For each secret and key/value pair retrieved, a sensitive output variable is created for use in subsequent steps. By default, only a count of the number of variables created will be shown in the task log. To see the names of the variables in the task log, change the Print output variable names parameter to True.

Step template parameters

The step template uses the following parameters:

  • AWS Account: An AWS account with permissions to access secrets from Secret Manager.

  • AWS Region: Specify the default region. View the AWS Regions and Endpoints documentation for a current list of the available region codes.

  • Secret names to retrieve: Specify the names of the secrets to return from AWS Secrets Manager, in the format: SecretName SecretVersionId SecretVersionStage | KeyNames | OutputVariableName where:

    • SecretName: The name of the secret to retrieve. You can specify either the Amazon Resource Name (ARN) or the friendly name of the secret.
    • SecretVersionId: The unique identifier of the version of the secret you want to retrieve. If this value isn't specified, the current version is retrieved.
    • SecretVersionStage: The secret version that you want to retrieve by the staging label attached to the version. If this value isn't specified, the default staging label value of AWSCURRENT is used. Note: This value will be ignored if SecretVersionId is not specified.
    • KeyNames: The names of the keys stored in the secret that you wish to retrieve values for. Multiple fields can be retrieved separated by a space. Alternatively, you can specify all fields using the special keyword all or *.
    • OutputVariableName is the optional Octopus output variable name to store the secret's value in. If multiple key/value pairs are specified the key/value name is appended to this value.

    If both SecretVersionId and SecretVersionStage are specified, they must point to the same secret version, otherwise, AWS usually returns a NotFound error.

    Note: Multiple secrets can be retrieved by entering each one on a new line.
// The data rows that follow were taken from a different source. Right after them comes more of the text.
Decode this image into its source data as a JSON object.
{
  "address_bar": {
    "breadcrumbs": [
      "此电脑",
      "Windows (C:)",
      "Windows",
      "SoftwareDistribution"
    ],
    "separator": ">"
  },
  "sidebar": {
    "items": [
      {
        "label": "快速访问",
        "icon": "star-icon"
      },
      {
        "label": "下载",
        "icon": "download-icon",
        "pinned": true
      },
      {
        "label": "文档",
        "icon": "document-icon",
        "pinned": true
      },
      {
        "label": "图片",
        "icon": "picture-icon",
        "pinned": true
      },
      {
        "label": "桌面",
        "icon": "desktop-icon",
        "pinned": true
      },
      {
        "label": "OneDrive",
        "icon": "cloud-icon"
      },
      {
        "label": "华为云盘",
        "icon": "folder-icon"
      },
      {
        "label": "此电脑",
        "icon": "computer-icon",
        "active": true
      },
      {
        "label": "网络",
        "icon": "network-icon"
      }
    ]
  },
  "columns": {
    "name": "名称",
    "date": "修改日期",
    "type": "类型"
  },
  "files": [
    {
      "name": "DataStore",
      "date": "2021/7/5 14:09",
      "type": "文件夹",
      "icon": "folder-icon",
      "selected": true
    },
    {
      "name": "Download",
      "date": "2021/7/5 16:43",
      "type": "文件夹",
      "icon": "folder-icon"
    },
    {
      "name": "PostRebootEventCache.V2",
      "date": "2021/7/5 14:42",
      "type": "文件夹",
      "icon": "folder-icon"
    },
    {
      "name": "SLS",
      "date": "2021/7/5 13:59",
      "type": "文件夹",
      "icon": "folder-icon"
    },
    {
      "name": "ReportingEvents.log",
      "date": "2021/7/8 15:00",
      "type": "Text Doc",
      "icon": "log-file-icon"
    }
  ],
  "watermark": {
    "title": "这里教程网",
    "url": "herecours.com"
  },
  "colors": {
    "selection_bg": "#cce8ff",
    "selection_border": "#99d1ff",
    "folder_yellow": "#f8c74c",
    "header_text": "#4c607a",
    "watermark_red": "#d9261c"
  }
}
See the examples for more information.

  • Print output variable names: Write out the Octopus output variable names to the task log. Default: False.
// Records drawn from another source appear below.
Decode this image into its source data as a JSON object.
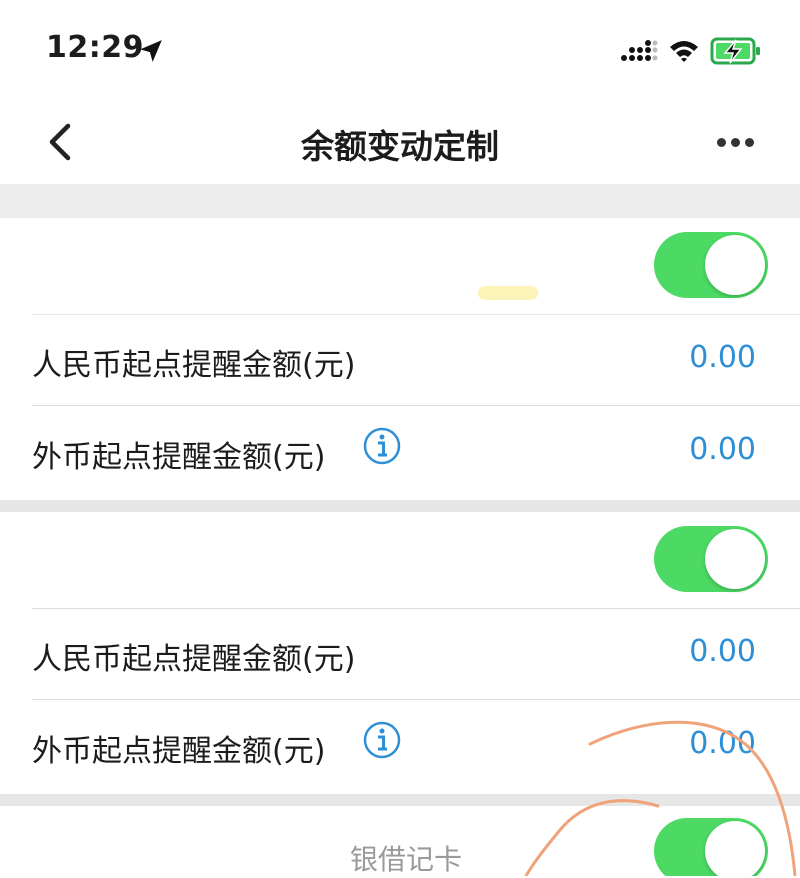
{
  "status_bar": {
    "time": "12:29"
  },
  "nav": {
    "title": "余额变动定制"
  },
  "sections": [
    {
      "toggle_label": "",
      "toggle_on": true,
      "rows": [
        {
          "label": "人民币起点提醒金额(元)",
          "value": "0.00"
        },
        {
          "label": "外币起点提醒金额(元)",
          "value": "0.00",
          "has_info": true
        }
      ]
    },
    {
      "toggle_label": "",
      "toggle_on": true,
      "rows": [
        {
          "label": "人民币起点提醒金额(元)",
          "value": "0.00"
        },
        {
          "label": "外币起点提醒金额(元)",
          "value": "0.00",
          "has_info": true
        }
      ]
    },
    {
      "toggle_label": "银借记卡",
      "toggle_on": true
    }
  ],
  "colors": {
    "accent": "#2e8fd6",
    "toggle_on": "#4cd964",
    "annotation": "#f0a37a"
  },
  "icons": [
    "location-arrow-icon",
    "signal-icon",
    "wifi-icon",
    "battery-charging-icon",
    "back-chevron-icon",
    "more-dots-icon",
    "info-icon"
  ]
}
Parameters for the step

Secret retrieval examples

Let's use the example of a secret stored in AWS Secrets Manager named OctoSamples-usercredentials with two key/value pairs:

  • Username
  • Password
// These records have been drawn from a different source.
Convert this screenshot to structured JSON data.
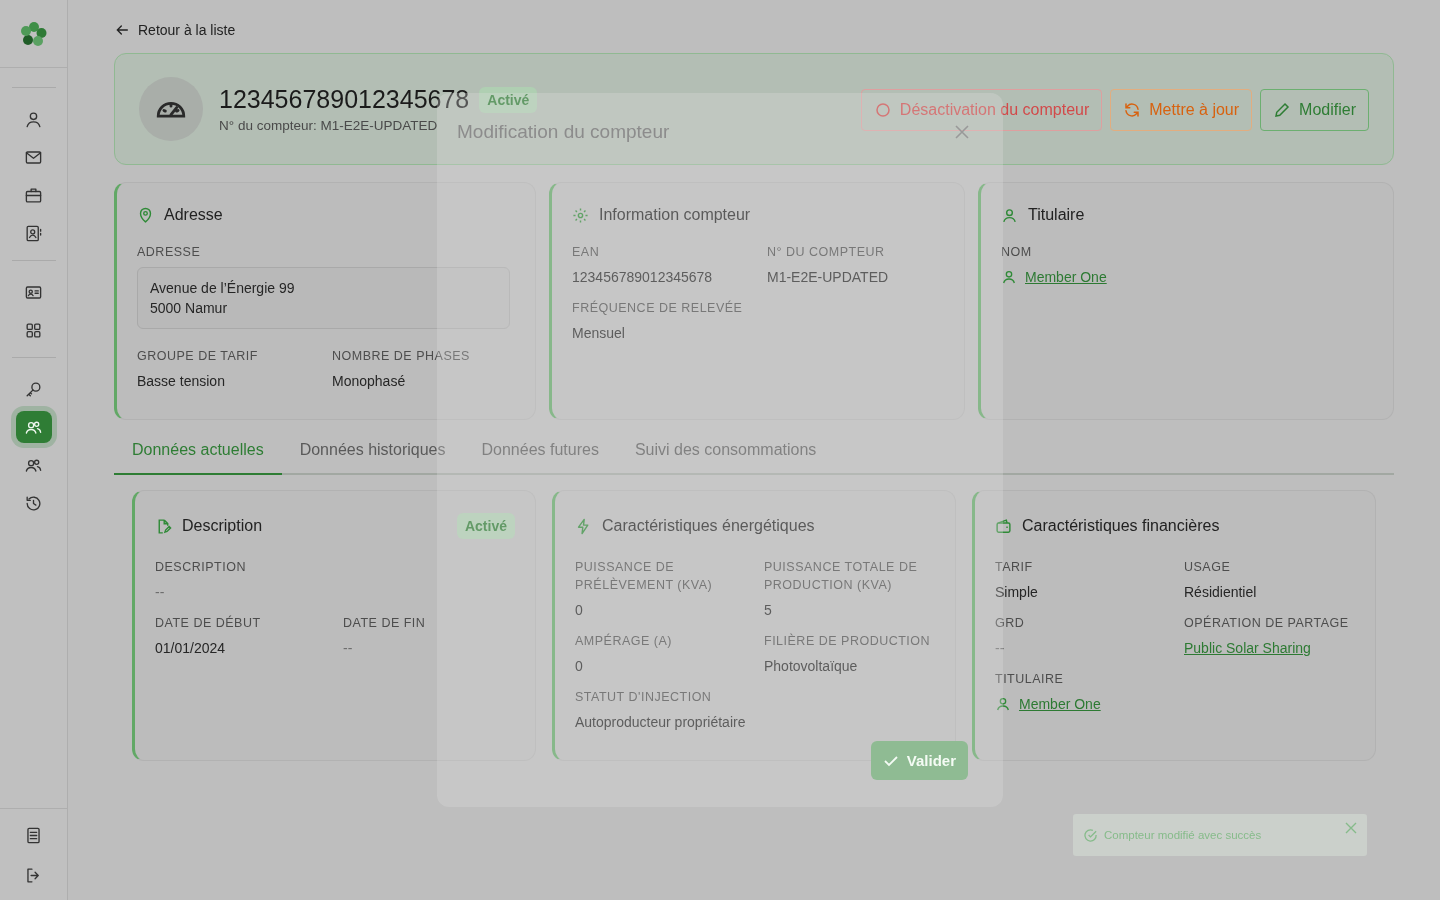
{
  "sidebar": {
    "groups": [
      {
        "items": [
          {
            "selected": false
          },
          {
            "selected": false
          },
          {
            "selected": false
          },
          {
            "selected": false
          }
        ]
      },
      {
        "items": [
          {
            "selected": false
          },
          {
            "selected": false
          }
        ]
      },
      {
        "items": [
          {
            "selected": false
          },
          {
            "selected": true
          },
          {
            "selected": false
          },
          {
            "selected": false
          }
        ]
      }
    ]
  },
  "back_link": "Retour à la liste",
  "meter": {
    "title": "123456789012345678",
    "status": "Activé",
    "subtitle": "N° du compteur: M1-E2E-UPDATED"
  },
  "actions": [
    {
      "kind": "danger",
      "label": "Désactivation du compteur"
    },
    {
      "kind": "warning",
      "label": "Mettre à jour"
    },
    {
      "kind": "primary",
      "label": "Modifier"
    }
  ],
  "address_card": {
    "title": "Adresse",
    "address_label": "ADRESSE",
    "address_lines": [
      "Avenue de l’Énergie 99",
      "5000 Namur"
    ],
    "fields": [
      {
        "label": "GROUPE DE TARIF",
        "value": "Basse tension",
        "kind": "text"
      },
      {
        "label": "NOMBRE DE PHASES",
        "value": "Monophasé",
        "kind": "text"
      }
    ]
  },
  "info_card": {
    "title": "Information compteur",
    "fields": [
      {
        "label": "EAN",
        "value": "123456789012345678",
        "kind": "text"
      },
      {
        "label": "N° DU COMPTEUR",
        "value": "M1-E2E-UPDATED",
        "kind": "text"
      },
      {
        "label": "FRÉQUENCE DE RELEVÉE",
        "value": "Mensuel",
        "kind": "text"
      }
    ]
  },
  "holder_card": {
    "title": "Titulaire",
    "fields": [
      {
        "label": "NOM",
        "value": "Member One",
        "kind": "person"
      }
    ]
  },
  "tabs": [
    {
      "label": "Données actuelles",
      "selected": true
    },
    {
      "label": "Données historiques",
      "selected": false
    },
    {
      "label": "Données futures",
      "selected": false
    },
    {
      "label": "Suivi des consommations",
      "selected": false
    }
  ],
  "description_card": {
    "title": "Description",
    "status": "Activé",
    "fields": [
      {
        "label": "DESCRIPTION",
        "value": "--",
        "kind": "muted"
      },
      {
        "label": "DATE DE DÉBUT",
        "value": "01/01/2024",
        "kind": "text"
      },
      {
        "label": "DATE DE FIN",
        "value": "--",
        "kind": "muted"
      }
    ]
  },
  "energy_card": {
    "title": "Caractéristiques énergétiques",
    "fields": [
      {
        "label": "PUISSANCE DE PRÉLÈVEMENT (KVA)",
        "value": "0",
        "kind": "text"
      },
      {
        "label": "PUISSANCE TOTALE DE PRODUCTION (KVA)",
        "value": "5",
        "kind": "text"
      },
      {
        "label": "AMPÉRAGE (A)",
        "value": "0",
        "kind": "text"
      },
      {
        "label": "FILIÈRE DE PRODUCTION",
        "value": "Photovoltaïque",
        "kind": "text"
      },
      {
        "label": "STATUT D'INJECTION",
        "value": "Autoproducteur propriétaire",
        "kind": "text"
      }
    ]
  },
  "finance_card": {
    "title": "Caractéristiques financières",
    "fields": [
      {
        "label": "TARIF",
        "value": "Simple",
        "kind": "text"
      },
      {
        "label": "USAGE",
        "value": "Résidientiel",
        "kind": "text"
      },
      {
        "label": "GRD",
        "value": "--",
        "kind": "muted"
      },
      {
        "label": "OPÉRATION DE PARTAGE",
        "value": "Public Solar Sharing",
        "kind": "link"
      },
      {
        "label": "TITULAIRE",
        "value": "Member One",
        "kind": "person"
      }
    ]
  },
  "modal": {
    "title": "Modification du compteur",
    "submit": "Valider"
  },
  "toast": {
    "message": "Compteur modifié avec succès"
  }
}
Here are some of the ways you can retrieve a secret and its key/value pairs:

  1. OctoSamples-usercredentials | Username | octousername

    This retrieves the secret and extracts the value from the key/value named Username and saves it into a sensitive output variable named octousername.

  2. OctoSamples-usercredentials | Username Password | octocreds

    This retrieves the secret and extracts the values from the key/values named Username and Password and saves them to two sensitive output variables named octocreds.Username and octocreds.Password.

  3. OctoSamples-usercredentials | * | octocreds

    This retrieves the secret and extracts all key/values from the secret and saves them to sensitive output variables prefixed with octocreds.

  4. OctoSamples-usercredentials | all

    This retrieves the secret and extracts all key/values from the secret and saves them to sensitive output variables prefixed with OctoSamples-usercredentials.

Using the step

The AWS Secrets Manager - Retrieve Secrets step is added to deployment and runbook processes in the same way as other steps.

After you add the step to your process, fill out the parameters in the step:

AWS Secrets Manager - Retrieve Secrets step used in a process

After you fill in the parameters, you can execute the step in a runbook or deployment process. On successful execution, any values from key/value pairs found in matching secrets are stored as sensitive output variables. If you configure your step to print the variable names, they appear in the task log:

AWS Secrets Manager - Retrieve secrets step output variables task log

In subsequent steps, output variables created can be used in your deployment or runbook.

Tip: Remember to replace AWS Secrets Manager - Retrieve Secrets with the name of your step for any output variable names.


The AWS Secrets Manager - Retrieve Secrets step template demonstrates that it's easy to integrate with AWS Secrets Manager and make use of secrets stored there with your Octopus deployments or runbooks.

Happy deployments!